Josh McCabe looks at people digging the snow off their cars in Boston and sees one of last year's Nobel laureates in economics, Elinor Ostrom:
On-street parking seems like it would be the mother of all tragedies of the commons. This is especially true after it snows. You spend all morning shoveling out your car (especially after the plows have come by and made a 20 foot high snow bank blocking you in) only to have some jerk who didn't even lift a finger come along and take it as soon as you leave. And indeed this happens in some parts of the city but usually only in the commercial districts where people don't park long enough to get snowed in anyways. How do people prevent the tragedy of the commons from happening? Are there violent altercations in the streets? Did the government privatize all the available street parking? Or maybe they instituted a whole slew of regulations on the matter?
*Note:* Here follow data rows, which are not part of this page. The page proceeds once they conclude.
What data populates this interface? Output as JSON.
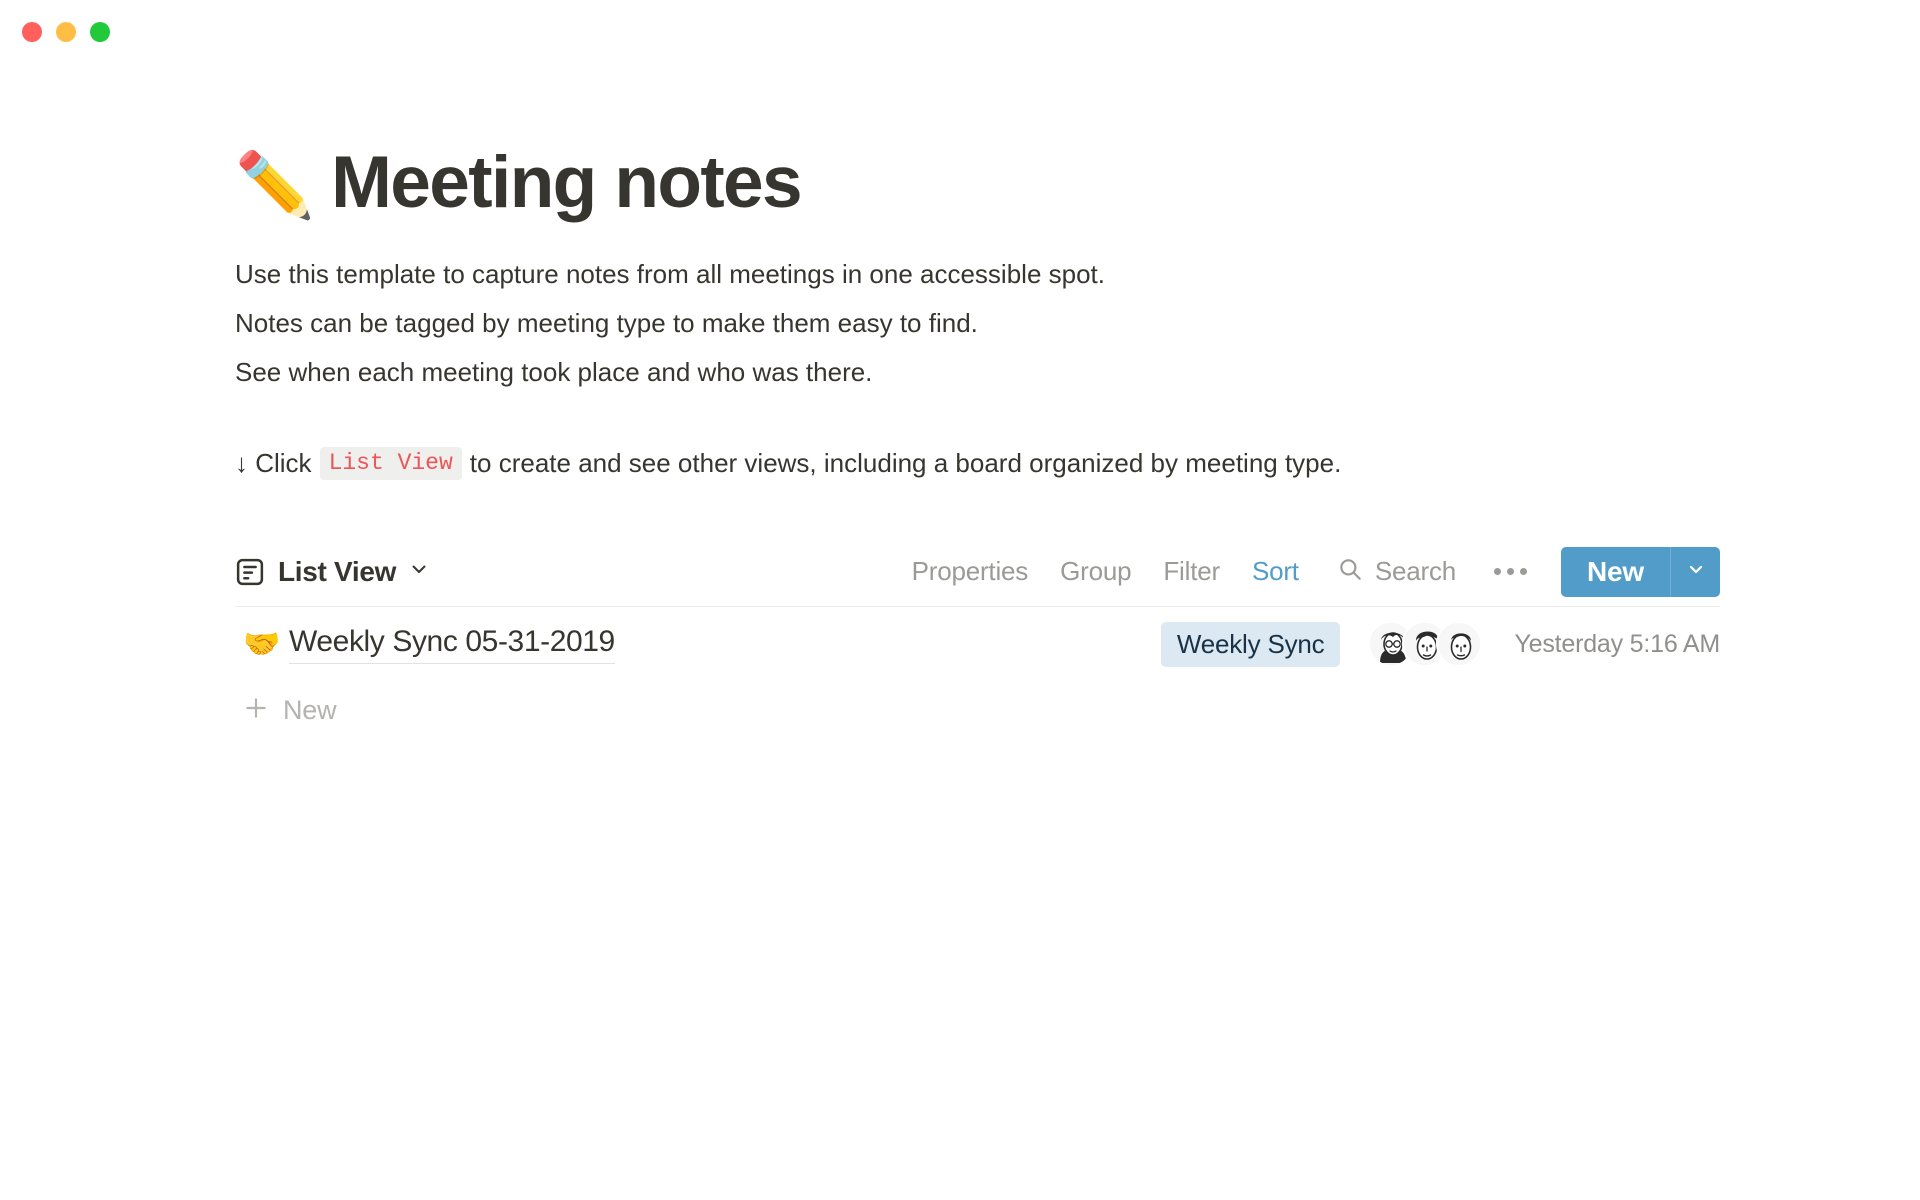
{
  "window": {
    "controls": [
      {
        "name": "close",
        "color": "#FF605C"
      },
      {
        "name": "minimize",
        "color": "#FFBD44"
      },
      {
        "name": "maximize",
        "color": "#22C93A"
      }
    ]
  },
  "page": {
    "emoji": "✏️",
    "title": "Meeting notes",
    "description_lines": [
      "Use this template to capture notes from all meetings in one accessible spot.",
      "Notes can be tagged by meeting type to make them easy to find.",
      "See when each meeting took place and who was there."
    ],
    "hint": {
      "prefix": "↓ Click",
      "code": "List View",
      "suffix": "to create and see other views, including a board organized by meeting type."
    }
  },
  "toolbar": {
    "view_icon": "list-view-icon",
    "view_label": "List View",
    "view_chevron": "chevron-down-icon",
    "buttons": [
      {
        "label": "Properties",
        "active": false
      },
      {
        "label": "Group",
        "active": false
      },
      {
        "label": "Filter",
        "active": false
      },
      {
        "label": "Sort",
        "active": true
      }
    ],
    "search_icon": "search-icon",
    "search_label": "Search",
    "more_icon": "ellipsis-icon",
    "new_label": "New",
    "new_caret_icon": "chevron-down-icon",
    "accent_color": "#529CCA",
    "active_color": "#529CCA",
    "muted_color": "#9B9A97"
  },
  "list": {
    "rows": [
      {
        "emoji": "🤝",
        "title": "Weekly Sync 05-31-2019",
        "tag": "Weekly Sync",
        "tag_bg": "#DCE8F2",
        "tag_color": "#183347",
        "avatar_count": 3,
        "timestamp": "Yesterday 5:16 AM"
      }
    ],
    "new_row": {
      "icon": "plus-icon",
      "label": "New"
    }
  }
}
The answer is: none of the above. Winter parking in the city is one of the best examples of what Hayek would call a spontaneous order or Ostrom would call a polycentric system. Public space is privately regulated by something as simple as putting an object in the parking spot after you've moved your car....And depending on what neighborhood you're in, you might just find your mirror missing or your tire slashed if you still decide to steal the spot. There are all sorts of local rules regulating the practice too. For example, you can't save your spot if there was only a few inches of snow on the ground and shoveling out your car once doesn't entitle you to that spot all winter. The rules are usually very local and organic.